Day 7: Karima –  Nuri – Bayuda Desert – Atrun Crater   (150 km 5 hrs):After breakfast we start our journey crossing  the Nile and visiting the Nuri Pyramids – we then enter the Bayuda Desert, an area bounded by the loop formed by the Nile between the 4th and the 6th Cataract and characterized by sharp black basalt mountains, most of them volcanic and typically cone-shaped. They alternate with level pebble stretches and large valleys crossed by dry wadis, where little vegetation can be seen. It is very likely to meet isolated groups of Bisharin nomads, who live in familiar groups in small huts made of intertwined branches close to the rare water wells, with their caravans and herds of camels and cattle. Just in the center of the Bayuda Desert we reach Atrun Crater, where nomads gather salt from the edge of a green colored pool. They will then sell it to markets of the towns outside the desert. Dinner and overnight in wild camp. (B.L.D.)

Day 8: Bayuda Desert – Meroe – (230 km 5 hr): Today we reach the town of Atbara, located on the confluence between the Nile and the Atbara River. Here we cross the Nile for the last time. We start driving south on a level ground area where there are many small camel thorn acacia trees as far as we can see. And then, all of a sudden, we can glance at more than 40 pyramids, located on top of a hill, some of them perfectly preserved that belong to the Royal Necropolis of Meroe. Dinner and overnight in overnight in Meroe Camp. (B.L.D.)

Day 9: Meroe – Necropolis and royal city: The Royal necropolis of Meroe is located at about 3 km away from the Nile on some hills covered by yellow sand dunes. Several pyramids stand out with their sharp shapes against the clear sky. Each one has its own funerary chapel with the walls fully decorated with bas-reliefs that show the King’s life and offers to the gods.  After the visit we go to the Market of Kabushia then on to the Tarabil School.  Lunch at the Meroe camp. Later on we move along the Nile to visit the ruins of the royal city. The excavations confirm that the town of Meroe used to cover a large area and the royal city was located in a central position, surrounded by suburbs and a boundary wall. Most of the area where the city is located, formed by many small hills covered by red clay fragments, has still to be excavated by the archaeologists.  (B.L.D)
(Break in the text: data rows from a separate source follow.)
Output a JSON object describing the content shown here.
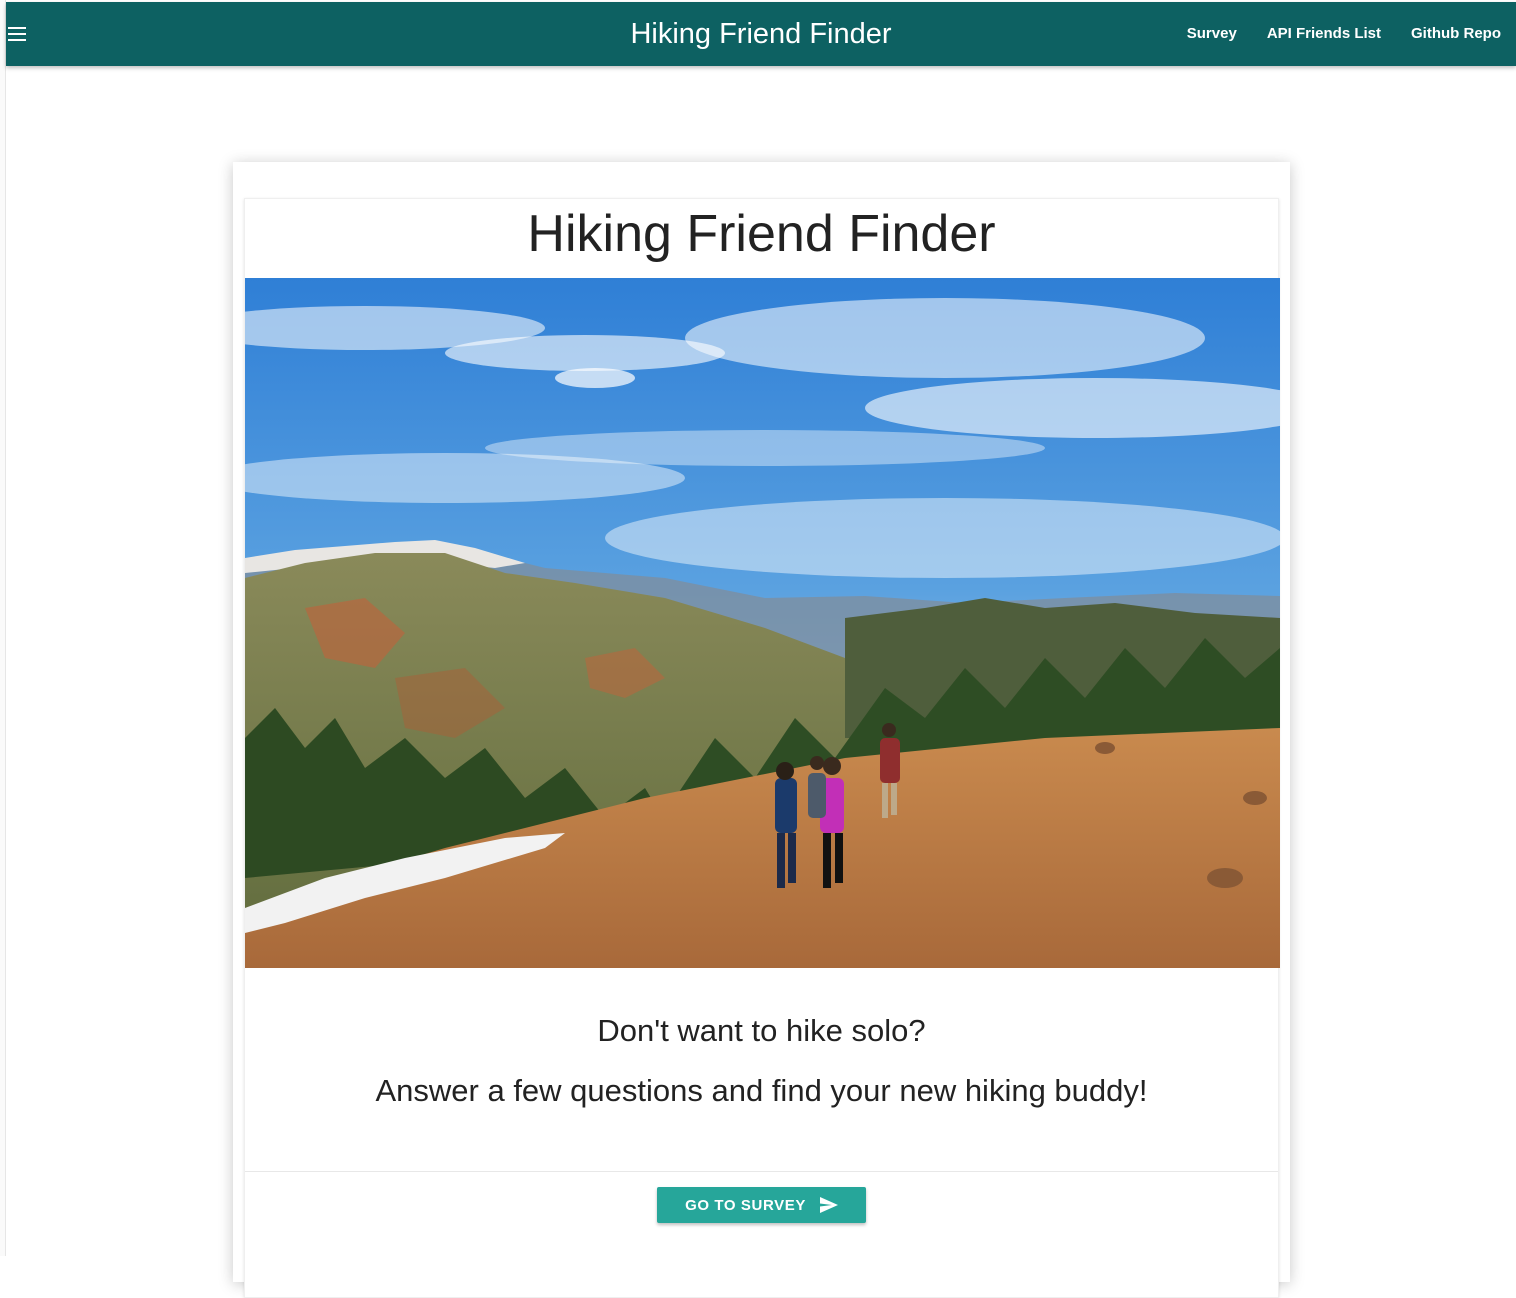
{
  "navbar": {
    "brand": "Hiking Friend Finder",
    "menu_icon": "hamburger-menu-icon",
    "links": [
      "Survey",
      "API Friends List",
      "Github Repo"
    ]
  },
  "card": {
    "title": "Hiking Friend Finder",
    "hero_image": "hikers-on-mountain-trail-photo",
    "line1": "Don't want to hike solo?",
    "line2": "Answer a few questions and find your new hiking buddy!",
    "button_label": "GO TO SURVEY",
    "button_icon": "send-icon"
  },
  "colors": {
    "nav_bg": "#0d6162",
    "button_bg": "#26a69a"
  }
}
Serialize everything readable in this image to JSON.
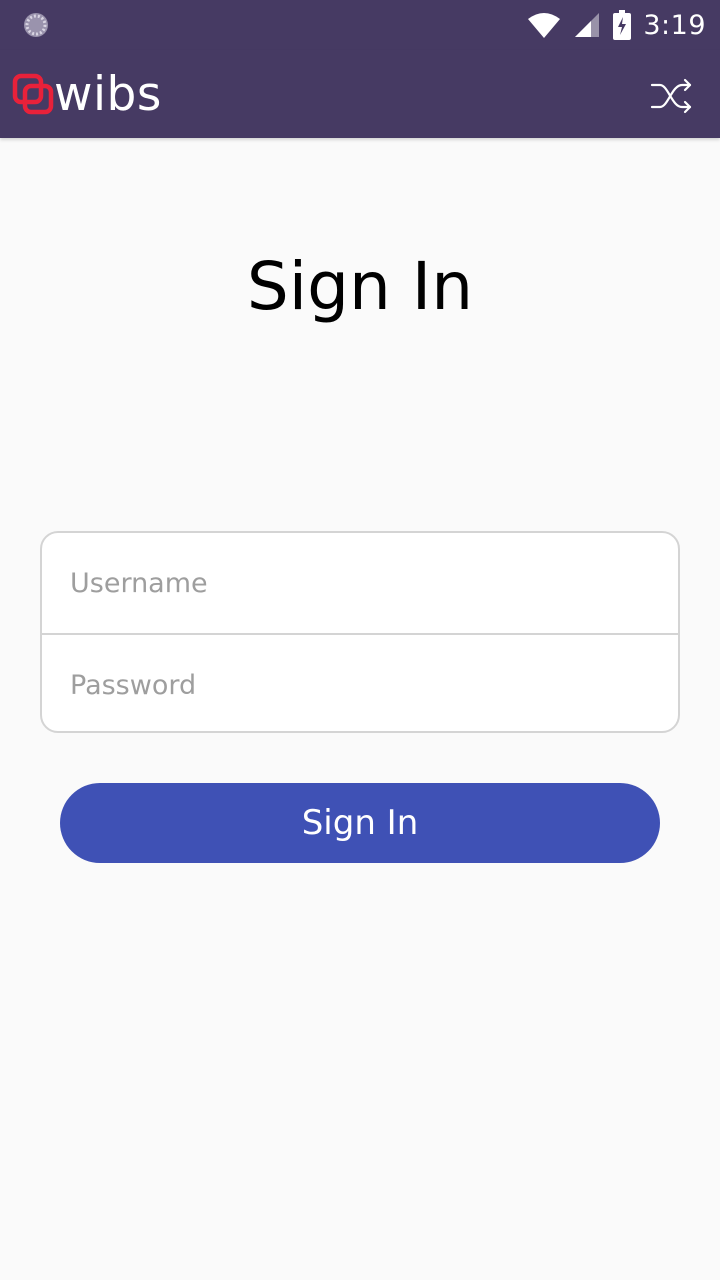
{
  "status_bar": {
    "time": "3:19",
    "icons": [
      "loading-spinner-icon",
      "wifi-icon",
      "cell-signal-icon",
      "battery-charging-icon"
    ]
  },
  "app_bar": {
    "logo_text": "wibs",
    "action_icon": "shuffle-icon",
    "background_color": "#463a63",
    "logo_mark_color": "#e8213a"
  },
  "main": {
    "title": "Sign In",
    "username": {
      "value": "",
      "placeholder": "Username"
    },
    "password": {
      "value": "",
      "placeholder": "Password"
    },
    "submit_label": "Sign In",
    "submit_color": "#3f51b5"
  }
}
Day 10: Mussawarat – Naga – Khartoum   (280 km 5 hrs – but full day with visit  – leave the camp at 08.00 and arrive at the hotel by 18.00) After breakfast at the camp we drive south, In the late morning we reach Mussawarat El Sufra. This settlement is located in a beautiful valley crowned by hills.  Here the ruins of a very big temple are visible; it once played an exceptional important role. Its main characteristic, the “Great Enclosure” is made by many constructions and boundary walls which surround a temple built in the 1st century A.D. The large number of elephants represented on these walls makes you think that this animal used to have an important role in this area.  Beyond the big wadi there is another temple – restored by a German archaeological mission – dedicated to the god Apedemak. We then move to the beautiful site of Naga, which is located about 30 km to the east of the Nile and it is one of the two centres that developed during the Meroitic period.  In Naga, in a typical Saharan environment with rocks and sand, we find a temple dedicated to Apedemak (1st century A.D.): a wonderful building with bas-relief decorations depicting the god with a lion’s head, the Pharaoh, noblemen and several ritual images. A few metres away there is a small and odd construction with arches and columns, named “kiosk”, in which we can notice Egyptian, Roman and Greek styles, all at the same time. Not far away we reach another temple dedicated to Amon with many statues of rams and beautiful gates decorated with bas-reliefs. We arrive in Khartoum and our hotel in the late afternoon – Time to shower and rest in the hotel – until transfer time. Dinner not included. (B.L.)

Day 11: Khartoum – departure late in the evening transfer to the airport